How many lines in these records hold the string "data"? State only that number.

******************************

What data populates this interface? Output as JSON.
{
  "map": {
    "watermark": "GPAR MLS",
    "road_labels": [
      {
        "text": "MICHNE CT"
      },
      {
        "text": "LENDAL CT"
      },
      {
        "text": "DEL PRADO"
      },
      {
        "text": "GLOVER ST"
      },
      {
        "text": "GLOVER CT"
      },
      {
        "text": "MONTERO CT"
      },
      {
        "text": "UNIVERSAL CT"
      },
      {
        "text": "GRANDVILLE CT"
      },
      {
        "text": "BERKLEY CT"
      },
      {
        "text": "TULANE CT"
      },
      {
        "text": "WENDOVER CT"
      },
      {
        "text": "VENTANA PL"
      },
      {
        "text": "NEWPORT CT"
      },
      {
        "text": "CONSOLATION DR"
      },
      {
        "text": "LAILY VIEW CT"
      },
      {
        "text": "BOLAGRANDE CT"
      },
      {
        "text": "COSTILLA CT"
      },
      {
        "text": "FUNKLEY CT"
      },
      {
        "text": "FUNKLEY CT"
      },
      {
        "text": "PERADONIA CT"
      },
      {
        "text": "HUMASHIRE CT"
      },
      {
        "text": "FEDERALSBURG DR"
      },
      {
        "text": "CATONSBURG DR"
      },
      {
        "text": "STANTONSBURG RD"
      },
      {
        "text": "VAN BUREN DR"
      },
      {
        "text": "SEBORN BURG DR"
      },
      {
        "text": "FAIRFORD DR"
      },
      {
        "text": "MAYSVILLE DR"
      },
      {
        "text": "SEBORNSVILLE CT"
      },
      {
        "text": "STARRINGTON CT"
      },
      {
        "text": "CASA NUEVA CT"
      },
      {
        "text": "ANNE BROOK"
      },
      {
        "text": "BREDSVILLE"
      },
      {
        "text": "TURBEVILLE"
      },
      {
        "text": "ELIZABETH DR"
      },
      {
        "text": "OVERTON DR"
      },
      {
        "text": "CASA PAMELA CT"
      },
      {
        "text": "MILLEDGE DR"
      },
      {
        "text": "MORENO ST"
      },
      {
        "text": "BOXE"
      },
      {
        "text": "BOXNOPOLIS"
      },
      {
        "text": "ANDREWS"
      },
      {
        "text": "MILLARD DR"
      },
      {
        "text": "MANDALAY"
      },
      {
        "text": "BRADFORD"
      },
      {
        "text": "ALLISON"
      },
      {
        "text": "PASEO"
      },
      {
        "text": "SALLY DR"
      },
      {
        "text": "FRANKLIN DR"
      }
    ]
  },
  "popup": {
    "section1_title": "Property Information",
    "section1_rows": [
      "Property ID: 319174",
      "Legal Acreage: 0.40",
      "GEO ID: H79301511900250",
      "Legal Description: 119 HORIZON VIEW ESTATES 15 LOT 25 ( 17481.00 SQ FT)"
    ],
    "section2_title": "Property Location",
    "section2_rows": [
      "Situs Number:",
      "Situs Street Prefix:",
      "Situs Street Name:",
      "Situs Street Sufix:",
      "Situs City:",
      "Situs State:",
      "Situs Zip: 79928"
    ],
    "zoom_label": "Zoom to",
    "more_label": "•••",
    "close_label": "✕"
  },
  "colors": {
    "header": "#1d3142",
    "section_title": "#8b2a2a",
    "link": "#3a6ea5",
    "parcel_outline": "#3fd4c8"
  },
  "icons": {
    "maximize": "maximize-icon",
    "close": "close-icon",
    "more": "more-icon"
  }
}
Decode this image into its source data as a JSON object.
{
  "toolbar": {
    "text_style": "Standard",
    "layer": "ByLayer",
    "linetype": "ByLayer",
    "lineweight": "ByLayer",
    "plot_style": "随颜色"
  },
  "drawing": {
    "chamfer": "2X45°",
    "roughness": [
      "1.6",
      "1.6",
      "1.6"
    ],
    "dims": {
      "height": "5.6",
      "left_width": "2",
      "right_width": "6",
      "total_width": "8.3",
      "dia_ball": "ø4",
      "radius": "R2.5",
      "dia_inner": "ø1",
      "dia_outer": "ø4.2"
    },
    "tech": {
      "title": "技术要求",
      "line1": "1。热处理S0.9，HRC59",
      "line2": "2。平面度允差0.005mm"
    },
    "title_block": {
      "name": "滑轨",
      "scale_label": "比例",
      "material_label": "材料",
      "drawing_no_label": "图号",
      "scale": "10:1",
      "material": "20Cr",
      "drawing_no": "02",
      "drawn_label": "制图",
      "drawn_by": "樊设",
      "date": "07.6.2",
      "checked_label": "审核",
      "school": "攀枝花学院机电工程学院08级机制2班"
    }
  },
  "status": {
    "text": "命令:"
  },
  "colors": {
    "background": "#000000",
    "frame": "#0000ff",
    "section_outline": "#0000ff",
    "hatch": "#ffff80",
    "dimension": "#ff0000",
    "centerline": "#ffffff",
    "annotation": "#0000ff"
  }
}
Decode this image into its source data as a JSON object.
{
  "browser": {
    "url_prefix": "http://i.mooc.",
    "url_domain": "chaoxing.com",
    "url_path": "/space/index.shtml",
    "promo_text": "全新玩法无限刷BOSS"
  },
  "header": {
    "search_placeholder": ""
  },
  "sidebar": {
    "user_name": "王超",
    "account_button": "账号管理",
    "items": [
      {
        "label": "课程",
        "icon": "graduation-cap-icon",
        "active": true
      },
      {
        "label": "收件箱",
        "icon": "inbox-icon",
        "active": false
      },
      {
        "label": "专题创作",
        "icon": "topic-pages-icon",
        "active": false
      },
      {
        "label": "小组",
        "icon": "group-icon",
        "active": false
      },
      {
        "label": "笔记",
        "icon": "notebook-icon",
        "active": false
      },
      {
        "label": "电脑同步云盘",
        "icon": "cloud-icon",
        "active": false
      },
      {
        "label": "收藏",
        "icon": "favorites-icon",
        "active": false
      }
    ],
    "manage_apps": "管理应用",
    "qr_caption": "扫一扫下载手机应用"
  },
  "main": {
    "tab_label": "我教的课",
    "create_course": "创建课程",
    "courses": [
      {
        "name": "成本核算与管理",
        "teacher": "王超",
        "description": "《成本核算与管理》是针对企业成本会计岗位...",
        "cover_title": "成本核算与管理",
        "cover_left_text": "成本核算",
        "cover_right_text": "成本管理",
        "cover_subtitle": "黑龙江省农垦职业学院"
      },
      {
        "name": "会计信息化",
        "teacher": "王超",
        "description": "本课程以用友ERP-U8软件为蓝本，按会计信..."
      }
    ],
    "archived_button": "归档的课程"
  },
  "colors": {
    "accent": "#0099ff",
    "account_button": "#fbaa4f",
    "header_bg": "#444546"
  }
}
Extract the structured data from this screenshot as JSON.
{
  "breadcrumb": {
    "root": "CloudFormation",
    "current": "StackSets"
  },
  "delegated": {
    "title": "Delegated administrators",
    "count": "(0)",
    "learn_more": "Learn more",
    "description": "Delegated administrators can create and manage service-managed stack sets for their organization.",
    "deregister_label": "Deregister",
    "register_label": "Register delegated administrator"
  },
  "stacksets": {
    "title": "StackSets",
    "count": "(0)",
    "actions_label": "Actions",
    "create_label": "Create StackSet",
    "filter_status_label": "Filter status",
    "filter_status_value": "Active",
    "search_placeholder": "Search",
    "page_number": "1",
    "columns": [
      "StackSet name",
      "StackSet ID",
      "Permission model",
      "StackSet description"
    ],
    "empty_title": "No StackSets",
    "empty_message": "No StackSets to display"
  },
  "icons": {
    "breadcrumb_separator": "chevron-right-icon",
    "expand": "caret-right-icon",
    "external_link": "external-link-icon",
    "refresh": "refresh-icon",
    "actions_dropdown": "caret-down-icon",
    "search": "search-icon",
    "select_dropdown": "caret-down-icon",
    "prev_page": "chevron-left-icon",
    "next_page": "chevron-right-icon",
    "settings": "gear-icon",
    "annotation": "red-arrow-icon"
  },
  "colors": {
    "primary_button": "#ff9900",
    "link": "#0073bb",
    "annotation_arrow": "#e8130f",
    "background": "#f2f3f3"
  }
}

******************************

*Expected answer*: 4